Two days of innovation and sharing
The annual Variety in Chemistry Education meeting was co-hosted with the Physics Higher Education Conference again this year and over 90 educators descended on the University of Liverpool for two days of sharing innovative teaching methods.
PeerWise continues to be showcased as a useful tool in student self- and peer-assessment. James Gaynor and Gita Sedghi (Liverpool) used PeerWise for embedding fundamental threshold concepts and as a revision tool. Kyle Galloway (Nottingham) used it as a way to introduce synoptic activities to address students compartmentalising their learning in line with modules.
The integration of transferable skills was another common theme. David McGarvey (Keele) described an information retrieval exercise using the Sigma-Aldrich catalogue. Dylan Williams (Leicester) described his new science communication module, which involves activities such as students acting as peer-reviewers and writing articles suitable for Chemistry World. The Chemistry: make a difference project was described by Chris Pask (Leeds). This module introduces students to the societal and environmental benefits of chemistry, along with commercial skills for activating these ideas. The module is due to be launched in October by the Higher Education Academy.
Some innovative outreach activities were highlighted. Paul Duckmanton (Southampton) involved undergraduate students in the design of an outreach video on the theme of catalysis, showcasing the university's research. The project measured the impact of the outreach initiative, which was useful for research assessment purposes. Kristy Turner (Manchester) described a pilot project where professors from the university taught a class to A-level students, with guidance from an experienced teacher.
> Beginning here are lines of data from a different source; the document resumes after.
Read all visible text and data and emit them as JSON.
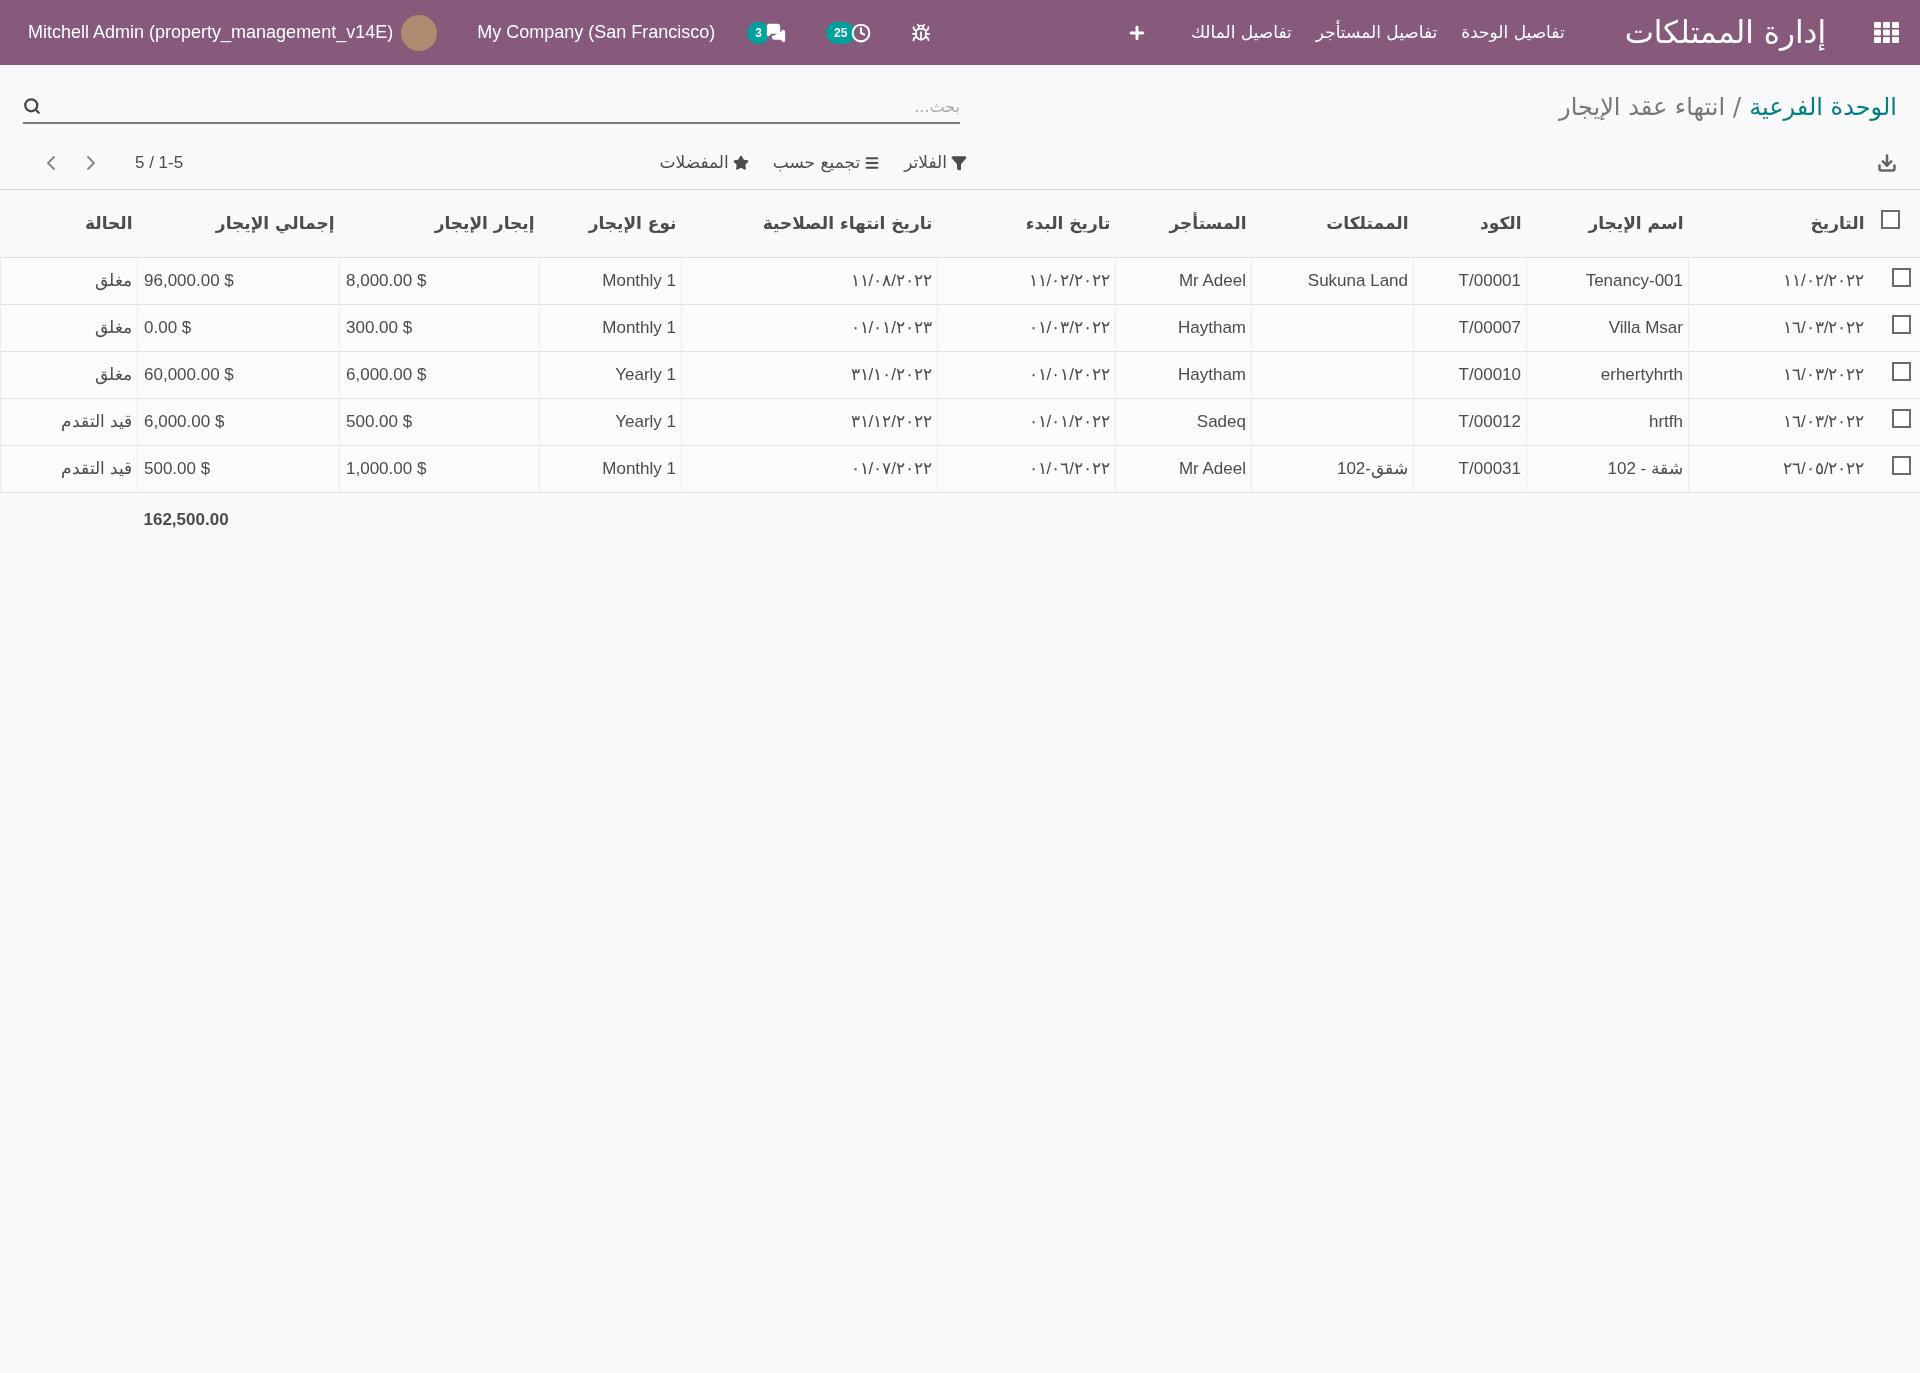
{
  "navbar": {
    "app_title": "إدارة الممتلكات",
    "menu_items": [
      "تفاصيل الوحدة",
      "تفاصيل المستأجر",
      "تفاصيل المالك"
    ],
    "messages_count": "3",
    "activities_count": "25",
    "company": "My Company (San Francisco)",
    "user": "Mitchell Admin (property_management_v14E)"
  },
  "breadcrumb": [
    {
      "label": "الوحدة الفرعية",
      "kind": "link"
    },
    {
      "label": "/",
      "kind": "separator"
    },
    {
      "label": "انتهاء عقد الإيجار",
      "kind": "current"
    }
  ],
  "search": {
    "placeholder": "بحث..."
  },
  "toolbar": {
    "filters": "الفلاتر",
    "group_by": "تجميع حسب",
    "favorites": "المفضلات",
    "pager": "5 / 1-5"
  },
  "table": {
    "select_all": {
      "checked": false
    },
    "columns": [
      {
        "label": "التاريخ",
        "kind": "text"
      },
      {
        "label": "اسم الإيجار",
        "kind": "text"
      },
      {
        "label": "الكود",
        "kind": "text"
      },
      {
        "label": "الممتلكات",
        "kind": "text"
      },
      {
        "label": "المستأجر",
        "kind": "text"
      },
      {
        "label": "تاريخ البدء",
        "kind": "text"
      },
      {
        "label": "تاريخ انتهاء الصلاحية",
        "kind": "text"
      },
      {
        "label": "نوع الإيجار",
        "kind": "text"
      },
      {
        "label": "إيجار الإيجار",
        "kind": "money"
      },
      {
        "label": "إجمالي الإيجار",
        "kind": "money",
        "total": "162,500.00"
      },
      {
        "label": "الحالة",
        "kind": "text"
      }
    ],
    "rows": [
      {
        "checked": false,
        "cells": [
          "١١/٠٢/٢٠٢٢",
          "Tenancy-001",
          "T/00001",
          "Sukuna Land",
          "Mr Adeel",
          "١١/٠٢/٢٠٢٢",
          "١١/٠٨/٢٠٢٢",
          "Monthly 1",
          "8,000.00 $",
          "96,000.00 $",
          "مغلق"
        ]
      },
      {
        "checked": false,
        "cells": [
          "١٦/٠٣/٢٠٢٢",
          "Villa Msar",
          "T/00007",
          "",
          "Haytham",
          "٠١/٠٣/٢٠٢٢",
          "٠١/٠١/٢٠٢٣",
          "Monthly 1",
          "300.00 $",
          "0.00 $",
          "مغلق"
        ]
      },
      {
        "checked": false,
        "cells": [
          "١٦/٠٣/٢٠٢٢",
          "erhertyhrth",
          "T/00010",
          "",
          "Haytham",
          "٠١/٠١/٢٠٢٢",
          "٣١/١٠/٢٠٢٢",
          "Yearly 1",
          "6,000.00 $",
          "60,000.00 $",
          "مغلق"
        ]
      },
      {
        "checked": false,
        "cells": [
          "١٦/٠٣/٢٠٢٢",
          "hrtfh",
          "T/00012",
          "",
          "Sadeq",
          "٠١/٠١/٢٠٢٢",
          "٣١/١٢/٢٠٢٢",
          "Yearly 1",
          "500.00 $",
          "6,000.00 $",
          "قيد التقدم"
        ]
      },
      {
        "checked": false,
        "cells": [
          "٢٦/٠٥/٢٠٢٢",
          "شقة - 102",
          "T/00031",
          "شقق-102",
          "Mr Adeel",
          "٠١/٠٦/٢٠٢٢",
          "٠١/٠٧/٢٠٢٢",
          "Monthly 1",
          "1,000.00 $",
          "500.00 $",
          "قيد التقدم"
        ]
      }
    ]
  }
}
The process helped to demystify university for students and academics gained insight into the A-level curriculum.
Several presentations were laboratory focused. Laura Hancock (Keele) described her assessment of practical skills with Year 1 students and found that student confidence increased with these activities. Jane Essex and Katherine Haxton (Keele) ran a hands-on workshop on the Victorian Pharmacy, based on Jane's recent Education in Chemistry article. Suzanne Fergus (Hertfordshire) described her work on a framework for assessing competency in the laboratory. James Gaynor included 'Questions to Consider' in his laboratory manual, which prompted students to reflect on the rationale for certain procedural steps.
Many more talks and workshops made for an interesting two days, and participants continued the discussion on Twitter, archived by Simon Lancaster.
There is no shortage of things to try in the new academic year!